And which nutrients are missing because of it
A helpful mantra for healthy eating is “carbs, protein, fat and color”. If you regularly see each of these on your plate, then you are likely eating a pretty balanced diet. Fruits and vegetables make our plate colorful and provide us with vitamins, minerals, and antioxidants that we don’t get from the other food groups. When it comes to fruits and vegetables, another healthful mantra is “eat the rainbow”. Here’s why.
The colors in the fruits and veggies we eat reflect different nutrient concentrations. Eating the rainbow is ideal. Those who consume the nutrients and phytonutrients from a variety of colors are optimizing health and disease prevention. What colors are you missing?
Red Fruits & Veggies
Cherries, pomegranate, tomatoes, red bell peppers, cranberries, apples, watermelon, strawberries. These have higher concentrations of lycopene (an antioxidant associated with protection from various cancers, especially prostate), and anthocyanin (reduces risk of cancer, cardiovascular disease risk and cognitive decline) . Tomatoes are richest in lycopene and processing tomatoes – like with tomato sauce and catsup – actually makes the lycopene more available for our bodies to use.
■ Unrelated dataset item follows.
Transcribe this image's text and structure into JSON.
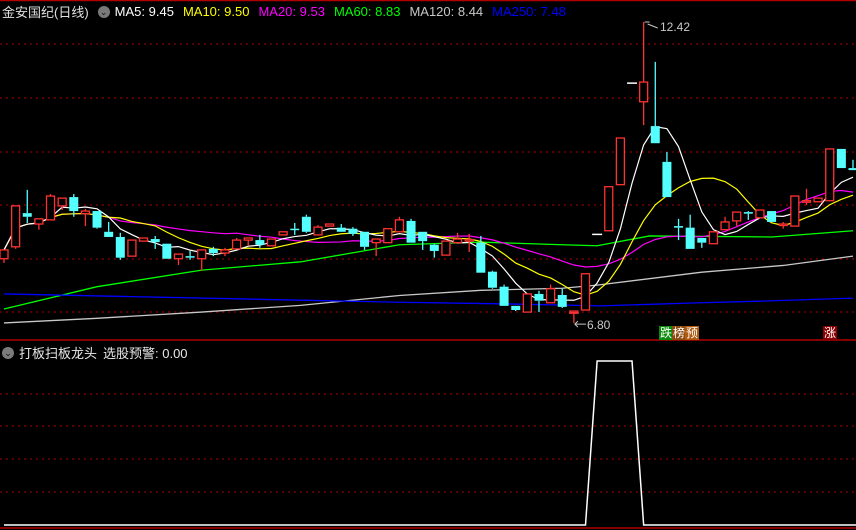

Recipes for adding more red to your rainbow
Orange & Yellow
Pumpkin, sweet potatoes, carrots, orange peppers, cantaloupe, pineapple, lemons, yellow bell peppers, starfruit, yellow beets, yellow squash. In addition to vitamin C and potassium, these contain carotenoids (beta-carotine is a carotenoid) – antioxidants giving these foods their orange and yellow color. In addition to being an antioxidant, beta-carotine gets converted to vitamin A, which is known as the “vision vitamin” because it promotes good vision, especially in dim light. Getting beta-carotine from orange/yellow fruits and veggies is a better idea than using supplements because high doses of beta-carotine can be harmful.
Vitamin C is pretty amazing. It is necessary for growth and repair of our cartilage, bone and teeth and it aids in the absorption of iron (which is related to how energetic we feel). It is also an antioxidant, so blocks damage done by free radicals – which contribute to aging, arthritis, heart disease, cancer, and the harmful effects of tobacco smoke. Vitamin C is also found in some red and green fruits and veggies.
Delicious ideas for adding more beta-carotine and vitamin C to your plate:
Artichokes, kiwi, brussel sprouts, spinach, avocado, asparagus, peas, green apples, cucumber, green beans, honeydew. These are especially rich in folate, a B vitamin that helps make red blood cells. Without enough folate you can become anemic, which can make you feel weak and tired. Folate is important for all of us, but especially important for infants and women who are pregnant or trying to become pregnant. Avocados are unique compared to other fruits and veggies because in addition to potassium and fiber, they contain fat – the good fat (monounsaturated) that supports cardiovascular health.
Add more green with one of these recipes:
Blue & Purple
Red cabbage, eggplant, blackberries, blueberries, plums, purple grapes, purple asparagus. Like many red fruits and veggies, anthocyanin is also what gives most blue and purple produce it’s dark hue. Anthocyanins have been associated with decreased death from cardiovascular disease and coronary artery disease. And as an antioxidant, they help prevent cancer by combatting antioxidants (they are also being looked at for tumor reduction, but the jury is still out on that).
Add more blue & purple with one of these tasty dishes:
Seeing the rainbow in our produce selection is important, as is the intensity of the color. The darker or brighter it is, the more nutrient rich it is, which makes sense since many of the phytonutrients described above are contained in the pigment of fruits and veggies. Keep that in mind when selecting produce and when preparing it.
Cooking with heat can reduce the nutrient content, but so long as there isn’t a very noticeable amount of color fading, there is no need for concern. The cooking method with the least effect on nutrient density is steaming, and the cooking method most likely to reduce nutrients is boiling (because the nutrients in the veggies leach into the surrounding water). When grilling, roasting, and sauteing, just be sure to keep an eye on the color and pull that broccoli from the BBQ before it changes shade from shamrock green to pickle green.
Some of us grow beautiful gardens that produce our produce. For the rest of us (me included), we can do a quick review of our grocery cart before checking out — do we have the rainbow?